>>>

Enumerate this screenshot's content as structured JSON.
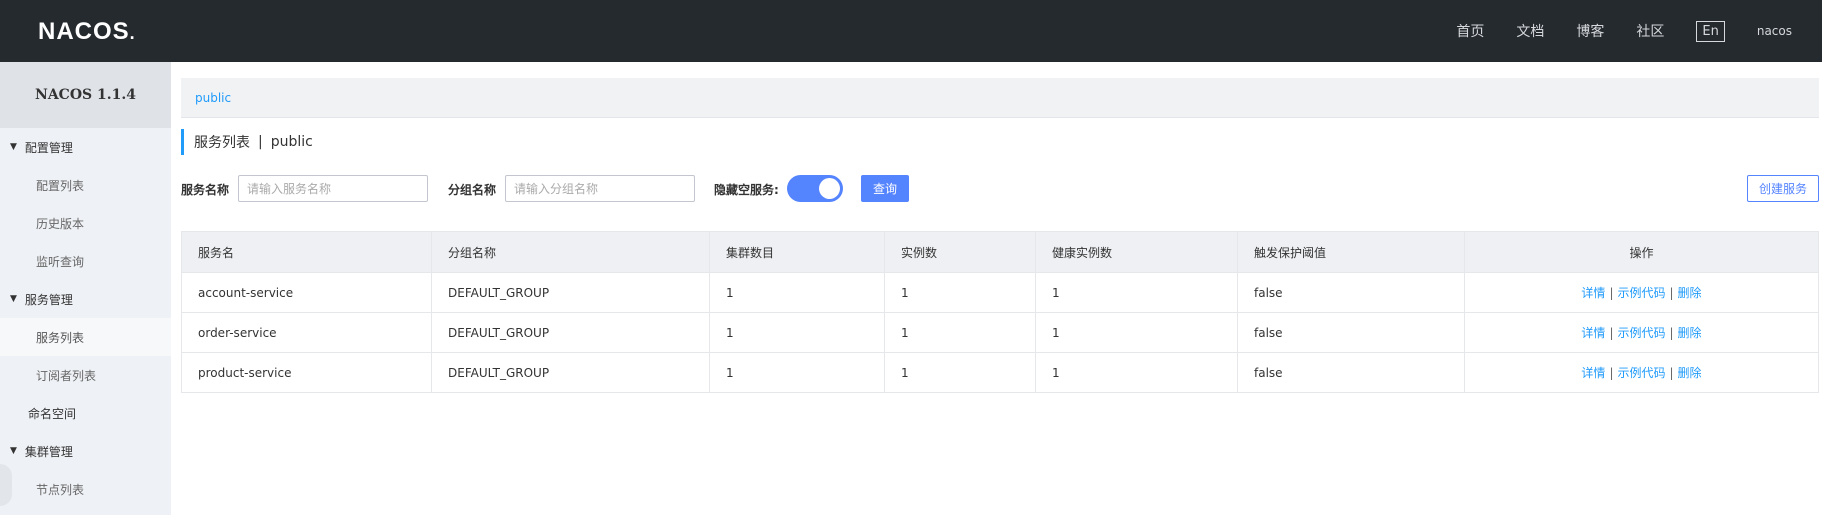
{
  "header": {
    "logo": "NACOS",
    "logo_dot": ".",
    "nav": [
      "首页",
      "文档",
      "博客",
      "社区"
    ],
    "lang": "En",
    "user": "nacos"
  },
  "sidebar": {
    "version": "NACOS 1.1.4",
    "groups": [
      {
        "label": "配置管理",
        "items": [
          "配置列表",
          "历史版本",
          "监听查询"
        ]
      },
      {
        "label": "服务管理",
        "items": [
          "服务列表",
          "订阅者列表"
        ]
      },
      {
        "label": "命名空间"
      },
      {
        "label": "集群管理",
        "items": [
          "节点列表"
        ]
      }
    ]
  },
  "breadcrumb": {
    "namespace": "public"
  },
  "page_title": {
    "title": "服务列表",
    "separator": "|",
    "namespace": "public"
  },
  "filters": {
    "service_name_label": "服务名称",
    "service_name_placeholder": "请输入服务名称",
    "group_name_label": "分组名称",
    "group_name_placeholder": "请输入分组名称",
    "hide_empty_label": "隐藏空服务:",
    "hide_empty_on": true,
    "query_label": "查询",
    "create_label": "创建服务"
  },
  "table": {
    "columns": [
      "服务名",
      "分组名称",
      "集群数目",
      "实例数",
      "健康实例数",
      "触发保护阈值",
      "操作"
    ],
    "rows": [
      [
        "account-service",
        "DEFAULT_GROUP",
        "1",
        "1",
        "1",
        "false"
      ],
      [
        "order-service",
        "DEFAULT_GROUP",
        "1",
        "1",
        "1",
        "false"
      ],
      [
        "product-service",
        "DEFAULT_GROUP",
        "1",
        "1",
        "1",
        "false"
      ]
    ],
    "ops": {
      "detail": "详情",
      "sample": "示例代码",
      "delete": "删除",
      "sep": "|"
    }
  },
  "colors": {
    "topbar": "#252a2f",
    "accent": "#5584ff",
    "link": "#209bfa",
    "sidebar": "#eef1f5"
  }
}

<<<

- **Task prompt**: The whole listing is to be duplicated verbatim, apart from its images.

- **Exercise output**:
Enumerate this screenshot's content as structured JSON.
{
  "header": {
    "logo": "NACOS",
    "logo_dot": ".",
    "nav": [
      "首页",
      "文档",
      "博客",
      "社区"
    ],
    "lang": "En",
    "user": "nacos"
  },
  "sidebar": {
    "version": "NACOS 1.1.4",
    "groups": [
      {
        "label": "配置管理",
        "items": [
          "配置列表",
          "历史版本",
          "监听查询"
        ]
      },
      {
        "label": "服务管理",
        "items": [
          "服务列表",
          "订阅者列表"
        ]
      },
      {
        "label": "命名空间"
      },
      {
        "label": "集群管理",
        "items": [
          "节点列表"
        ]
      }
    ]
  },
  "breadcrumb": {
    "namespace": "public"
  },
  "page_title": {
    "title": "服务列表",
    "separator": "|",
    "namespace": "public"
  },
  "filters": {
    "service_name_label": "服务名称",
    "service_name_placeholder": "请输入服务名称",
    "group_name_label": "分组名称",
    "group_name_placeholder": "请输入分组名称",
    "hide_empty_label": "隐藏空服务:",
    "hide_empty_on": true,
    "query_label": "查询",
    "create_label": "创建服务"
  },
  "table": {
    "columns": [
      "服务名",
      "分组名称",
      "集群数目",
      "实例数",
      "健康实例数",
      "触发保护阈值",
      "操作"
    ],
    "rows": [
      [
        "account-service",
        "DEFAULT_GROUP",
        "1",
        "1",
        "1",
        "false"
      ],
      [
        "order-service",
        "DEFAULT_GROUP",
        "1",
        "1",
        "1",
        "false"
      ],
      [
        "product-service",
        "DEFAULT_GROUP",
        "1",
        "1",
        "1",
        "false"
      ]
    ],
    "ops": {
      "detail": "详情",
      "sample": "示例代码",
      "delete": "删除",
      "sep": "|"
    }
  },
  "colors": {
    "topbar": "#252a2f",
    "accent": "#5584ff",
    "link": "#209bfa",
    "sidebar": "#eef1f5"
  }
}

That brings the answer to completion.